Tamarind & Scotch Bonnet Hot Sauce

traduction française à venir bientôt

This latin inspired hot sauce has a deep, smoky base with the punch from scotch bonnets and high notes of tamarind coupled with a thick, silky smooth texture and medium-high heat.

Our tamarind hot sauce is a tangy spin on our classic Chipotle sauce with increased heat for the spice lovers out there. It pairs well with chicken wings, tacos, adding zest to your salsa,  or even dipping your fries into!

Our Tamarind & Scotch Bonnet hot sauce illustration was inspired by notorious serial killer Troilokya.

Troilokya was born in a village in Bengal on an unknown date in the mid 19th century. She embarked on a string of murders and other crimes in the 1880s, terrorizing Calcutta with most likely some of the earliest recorded serial killings in the area.

As a child in Bengal, Troilokya was married off to a much older man as was tradition among Hindu Brahmins at the time. However, she was permitted to remain living in her childhood home and only met her husband once before he passed away. After her husband’s death, Troilokya was taken in by a woman hiding the fact that she was a recruiter working for brothels in Calcutta. After setting up a scheme involving introducing the young Troilokya to a new potential husband, the woman sold her off to a brothel in the red-light district of Sonagachhi.

Troilokya became quite popular among brothel goers due to her great beauty and obtained extravagant markers of wealth including a mansion and servants. However, as she grew older her popularity dwindled and her success in the industry was not aided by the presence of her lover, a widower named Kali Babu. As the threat of financial failure loomed above them, the pair decided to turn to another method of maintaining their lavish lifestyle.

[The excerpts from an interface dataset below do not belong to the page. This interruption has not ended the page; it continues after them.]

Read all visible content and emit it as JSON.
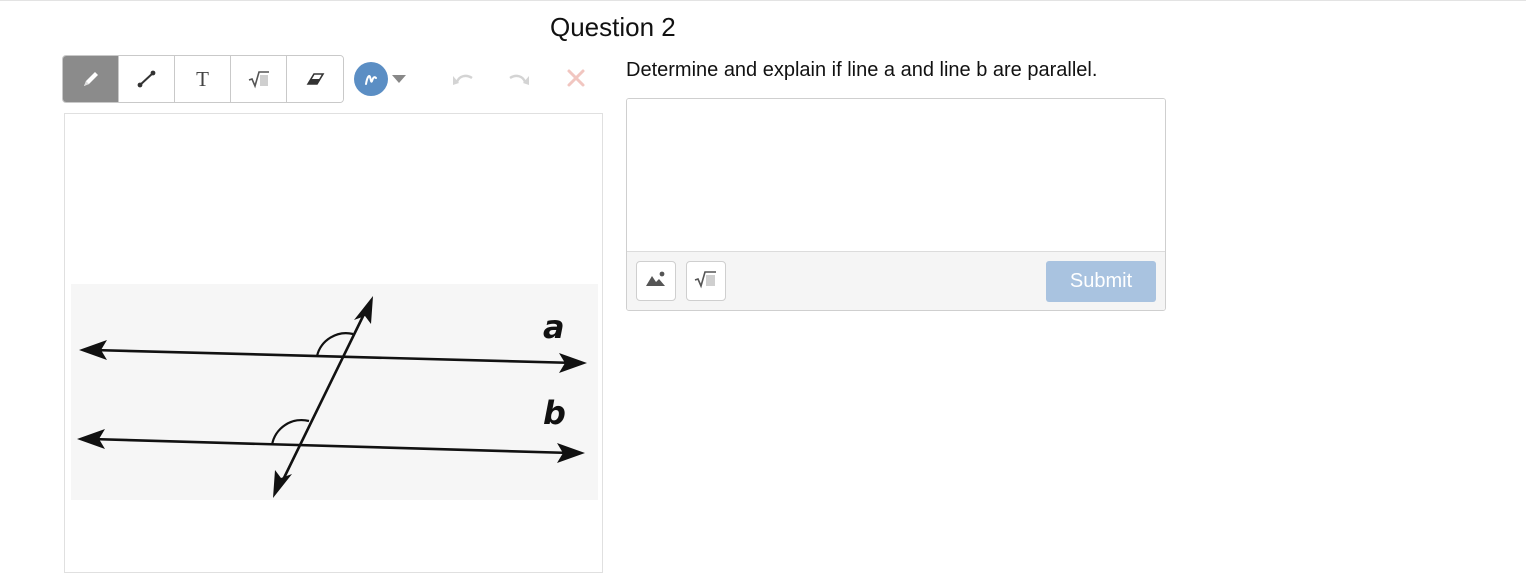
{
  "question": {
    "title": "Question 2",
    "prompt": "Determine and explain if line a and line b are parallel."
  },
  "toolbar": {
    "tools": [
      {
        "name": "pencil",
        "icon": "pencil-icon",
        "active": true
      },
      {
        "name": "line",
        "icon": "line-segment-icon",
        "active": false
      },
      {
        "name": "text",
        "icon": "text-icon",
        "label": "T",
        "active": false
      },
      {
        "name": "math",
        "icon": "square-root-icon",
        "active": false
      },
      {
        "name": "eraser",
        "icon": "eraser-icon",
        "active": false
      }
    ],
    "color": {
      "icon": "pen-color-swatch-icon",
      "value": "#5b8ec4"
    },
    "history": [
      "undo-icon",
      "redo-icon",
      "clear-icon"
    ],
    "text_tool_label": "T"
  },
  "figure": {
    "line_a_label": "a",
    "line_b_label": "b"
  },
  "answer": {
    "value": "",
    "submit_label": "Submit",
    "footer_icons": [
      "insert-image-icon",
      "math-equation-icon"
    ]
  },
  "colors": {
    "accent": "#5b8ec4",
    "submit_disabled": "#a9c3e0",
    "active_tool": "#8b8b8b",
    "clear_x": "#f1c6c0"
  }
}
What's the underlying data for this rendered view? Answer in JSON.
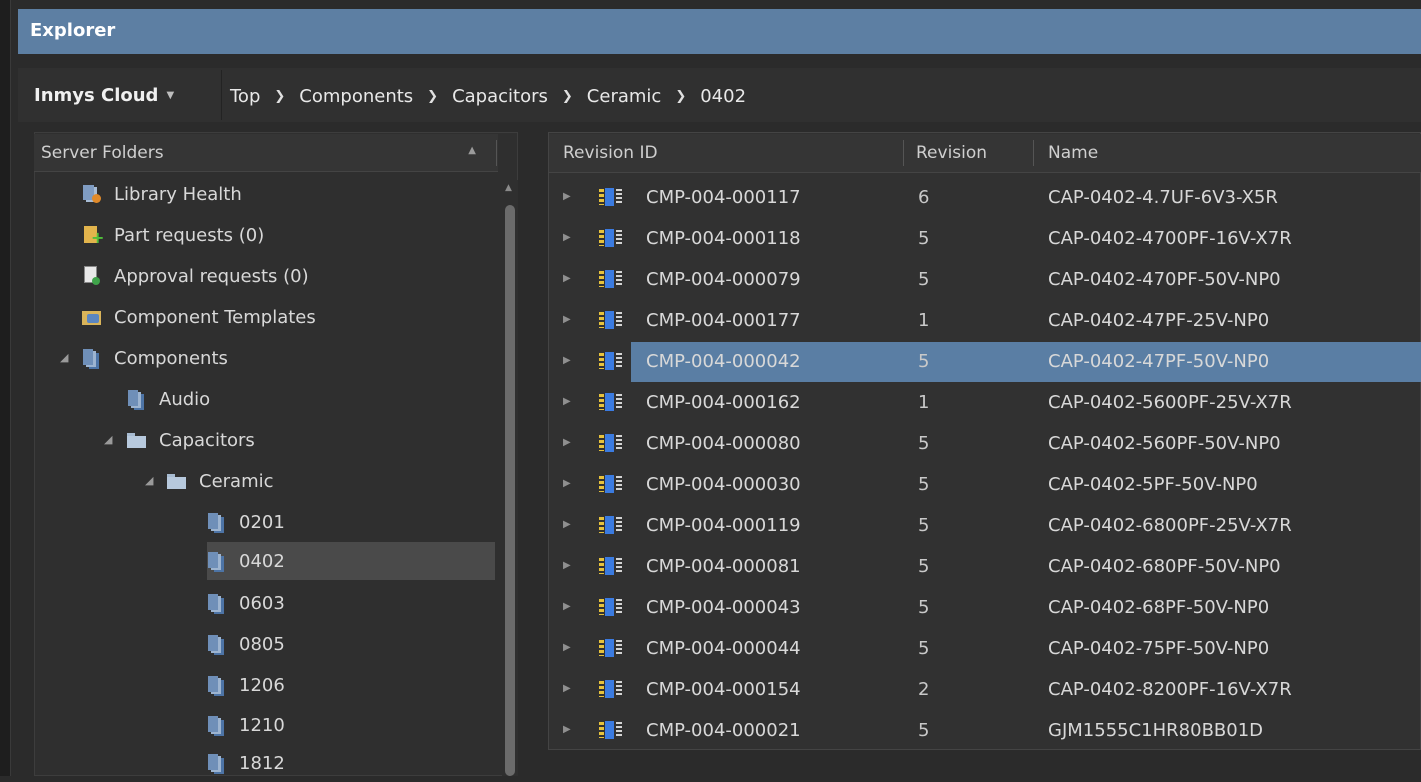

Babu and Troilokya would begin robbing unknowing clients after rendering them immensely intoxicated by mixing cigar ash into their alcohol. The couple would then steal their belongings and throw the men on to the streets where police would arrest them, mistaking them for drunks. Due to their often high profile statuses, the men would not file complaints in an attempt to maintain their images.

The selection of clients to rob grew thinner and Troilokya and Babu had to devise another con, this time faking marriage dowries. The couple found a Srotriya Bengal family looking for a wife for their son. In Srotriya culture, it was the norm for a dowry to be paid by the groom’s father rather than the bride’s and a huge sum of money could be made for the bride’s family through this process. Troilokya and Babu hired a young prostitute to play the role of their fictitious daughter and the scheme commenced. After the plan resulted in a successful marriage, the “wife” escaped from the home of her new family with wedding jewels that were then sold for profit.

Like the robbing of the brothel patrons, this con was repeated until it could no longer be done without raising suspicions. When the pair’s original actress grew too old for the part, Troilokya and Babu kidnapped girls from the streets to use in their plot instead and this just raised more suspicion as the disappearances were getting noticed.

Growing more desperate for money, Troilokya turned to plots involving murder. She took advantage of the fact that other women who had worked with her at the Sonagachhi brothel were also growing older and losing clients by promising them that she knew someone who could solve their troubles. She told these women to meet a supposed holy man while wearing their finest jewels and he would help them after they bathed in a pond. Once the women entered the pond, Troilokya would forcefully drown them before taking the fine jewels they wore.

Despite once being caught in the act of drowning a woman, Troilokya was not convicted due to her strong manipulation skills. Her way with words did not help her later though, when she was arrested after murdering and robbing a prostitute who lived with her. The police officer who was determined to have her arrested schemed a plot of his own, involving the false arrest of Troilokya’s son, which prompted her to finally tell the truth. Troilokya was then tried and convicted in the High Court and was hanged in 1884 after a life of crime.